This template is meant to be an opportunity for towns to create an evacuation plan and evacuation mapping. In doing so, keep in mind that it is pivotal to talk with the larger facilities present in your town, including, resorts, medical facilities/clinics, schools/daycares, developments, and those who may need special assistance during an evacuation. This serves to coordinate evacuation planning and set expectations beforehand so no one is left wondering who will do what when. In creating your plan and mapping, consider creating a front/back handout with information and mapping (See appendix 4 of the template for an example) for residents to have should an evacuation be necessary. The Evacuation Plan template contains general guidance information that would be relevant to all towns in advance of and during an evacuation, as well as space where towns should add specifics for their own purposes. There are eight appendices included that should be specified for your town to be of use.
If your town already has an evacuation plan and evacuation mapping developed please let Alyssa know. Also, make this an opportunity to review and update your current plan. Does your plan contain the elements in the attached template? Have you recently talked with and coordinated evacuation planning expectations with the relevant facilities and parties present in your town? Do you have evacuation mapping developed, and have you shared that with your residents so they are educated about this issue? These are some considerations to make in reviewing your current evacuation planning efforts.
If you have questions, or would like us to review a plan with you, or for assistance in developing an evacuation plan, please contact Alyssa.
The National Incident Management System (NIMS)
NIMS provides a consistent nationwide template to enable all first responder organizations and other critical agencies to work together effectively during a domestic incident or event. NIMS compliance is also necessary for a Local Emergency Operations Plan (LEOP).
What does it mean to be NIMS compliant?
♦ To be NIMS compliant, you must be up to date and current with all the criteria laid out in the current Vermont NIMS Implementation Plan.
♦ Being compliant includes the following components:
- Adoption of NIMS
- Resource Typing
- Having completed the current version of the current version of the NIMS Survey
A helpful question and answer guide regarding NIMS is available here.
Local Emergency Planning Committee (LEPC)

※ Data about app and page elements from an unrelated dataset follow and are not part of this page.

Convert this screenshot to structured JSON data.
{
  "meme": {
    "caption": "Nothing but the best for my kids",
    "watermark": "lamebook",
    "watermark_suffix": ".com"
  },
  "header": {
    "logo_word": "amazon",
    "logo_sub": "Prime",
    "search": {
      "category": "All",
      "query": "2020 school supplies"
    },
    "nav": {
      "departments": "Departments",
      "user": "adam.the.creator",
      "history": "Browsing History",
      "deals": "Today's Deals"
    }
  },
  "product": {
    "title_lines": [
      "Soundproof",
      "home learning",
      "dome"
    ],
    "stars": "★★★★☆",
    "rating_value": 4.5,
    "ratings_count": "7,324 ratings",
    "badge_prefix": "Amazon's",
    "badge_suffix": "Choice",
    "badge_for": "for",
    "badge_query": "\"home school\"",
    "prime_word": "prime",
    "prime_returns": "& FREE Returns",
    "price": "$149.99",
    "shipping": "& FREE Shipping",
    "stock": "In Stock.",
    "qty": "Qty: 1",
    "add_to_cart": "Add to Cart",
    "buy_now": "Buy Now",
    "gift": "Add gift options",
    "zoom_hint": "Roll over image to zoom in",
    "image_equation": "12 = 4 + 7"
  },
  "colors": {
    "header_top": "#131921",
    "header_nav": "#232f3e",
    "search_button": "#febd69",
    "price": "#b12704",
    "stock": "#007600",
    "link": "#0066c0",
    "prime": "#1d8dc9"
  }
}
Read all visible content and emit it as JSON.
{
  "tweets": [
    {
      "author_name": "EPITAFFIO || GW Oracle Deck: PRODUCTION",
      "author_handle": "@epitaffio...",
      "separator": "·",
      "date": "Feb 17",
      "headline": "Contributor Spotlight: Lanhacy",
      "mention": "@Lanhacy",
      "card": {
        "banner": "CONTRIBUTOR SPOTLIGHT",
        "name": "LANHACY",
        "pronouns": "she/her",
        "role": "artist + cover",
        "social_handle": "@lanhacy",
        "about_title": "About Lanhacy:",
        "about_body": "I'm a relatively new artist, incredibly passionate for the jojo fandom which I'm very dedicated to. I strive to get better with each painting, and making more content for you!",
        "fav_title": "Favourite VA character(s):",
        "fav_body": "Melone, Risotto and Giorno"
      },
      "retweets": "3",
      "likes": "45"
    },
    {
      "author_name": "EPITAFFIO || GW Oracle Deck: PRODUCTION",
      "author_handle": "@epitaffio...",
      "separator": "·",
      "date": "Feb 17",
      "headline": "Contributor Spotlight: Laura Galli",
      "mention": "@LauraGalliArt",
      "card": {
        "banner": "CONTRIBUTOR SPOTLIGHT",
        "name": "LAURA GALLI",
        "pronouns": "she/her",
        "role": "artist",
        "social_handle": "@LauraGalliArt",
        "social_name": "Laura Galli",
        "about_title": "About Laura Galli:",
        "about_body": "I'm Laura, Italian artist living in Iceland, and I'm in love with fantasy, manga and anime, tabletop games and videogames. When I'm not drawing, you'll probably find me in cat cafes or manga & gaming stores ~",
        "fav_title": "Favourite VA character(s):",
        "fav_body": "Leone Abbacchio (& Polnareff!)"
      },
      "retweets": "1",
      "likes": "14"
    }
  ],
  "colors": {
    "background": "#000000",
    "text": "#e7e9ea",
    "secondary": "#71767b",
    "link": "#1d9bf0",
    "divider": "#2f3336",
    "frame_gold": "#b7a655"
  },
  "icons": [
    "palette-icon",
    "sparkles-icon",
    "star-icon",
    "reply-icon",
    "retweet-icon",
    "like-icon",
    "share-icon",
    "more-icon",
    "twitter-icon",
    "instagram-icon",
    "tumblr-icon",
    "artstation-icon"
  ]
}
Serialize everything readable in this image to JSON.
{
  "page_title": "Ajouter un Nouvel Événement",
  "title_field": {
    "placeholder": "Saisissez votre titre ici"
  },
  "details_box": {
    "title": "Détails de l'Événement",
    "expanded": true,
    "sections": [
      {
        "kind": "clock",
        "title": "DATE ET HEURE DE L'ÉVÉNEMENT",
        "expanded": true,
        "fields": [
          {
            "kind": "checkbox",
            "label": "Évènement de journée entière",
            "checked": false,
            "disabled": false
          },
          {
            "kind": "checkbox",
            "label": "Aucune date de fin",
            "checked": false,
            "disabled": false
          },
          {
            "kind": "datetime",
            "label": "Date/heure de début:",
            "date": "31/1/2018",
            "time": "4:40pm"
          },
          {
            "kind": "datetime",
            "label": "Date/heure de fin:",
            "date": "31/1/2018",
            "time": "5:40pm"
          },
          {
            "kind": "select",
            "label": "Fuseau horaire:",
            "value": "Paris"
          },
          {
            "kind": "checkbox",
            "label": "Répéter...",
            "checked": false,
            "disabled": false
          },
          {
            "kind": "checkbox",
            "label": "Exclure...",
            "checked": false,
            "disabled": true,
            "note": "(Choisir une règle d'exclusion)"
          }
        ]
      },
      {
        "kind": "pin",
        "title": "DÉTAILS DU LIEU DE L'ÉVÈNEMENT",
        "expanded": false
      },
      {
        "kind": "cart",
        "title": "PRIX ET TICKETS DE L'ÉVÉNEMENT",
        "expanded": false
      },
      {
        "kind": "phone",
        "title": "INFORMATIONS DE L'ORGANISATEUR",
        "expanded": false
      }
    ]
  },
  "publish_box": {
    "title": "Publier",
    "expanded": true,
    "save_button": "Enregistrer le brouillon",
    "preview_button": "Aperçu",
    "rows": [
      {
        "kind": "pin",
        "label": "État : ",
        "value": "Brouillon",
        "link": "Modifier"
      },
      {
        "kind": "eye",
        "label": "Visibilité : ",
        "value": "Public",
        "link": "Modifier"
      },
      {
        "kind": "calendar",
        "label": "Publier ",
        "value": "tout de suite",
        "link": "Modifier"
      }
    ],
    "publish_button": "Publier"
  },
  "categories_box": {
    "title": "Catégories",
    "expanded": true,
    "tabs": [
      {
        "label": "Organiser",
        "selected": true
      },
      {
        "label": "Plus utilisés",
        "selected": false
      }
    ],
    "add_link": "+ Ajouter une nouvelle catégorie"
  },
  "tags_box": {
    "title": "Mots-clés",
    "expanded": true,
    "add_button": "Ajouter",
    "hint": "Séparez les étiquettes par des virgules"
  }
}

WRC provides support to Windham County’s Local Emergency Planning Committee (LEPC 6) – an organization of first responders, Tier II reporting industries, businesses, and various members of all entities of emergency management (RACES, CERT, 211, Schools, Health Dept., Hospitals, EMD’s, Homeland Security, Red Cross, town planners). The group meets once a month on the third Tuesday. The primary function of the LEPC 6 is to provide education and training, outreach and emergency planning to assist in hazard response for the region. More information on the LEPC 6 can be found here.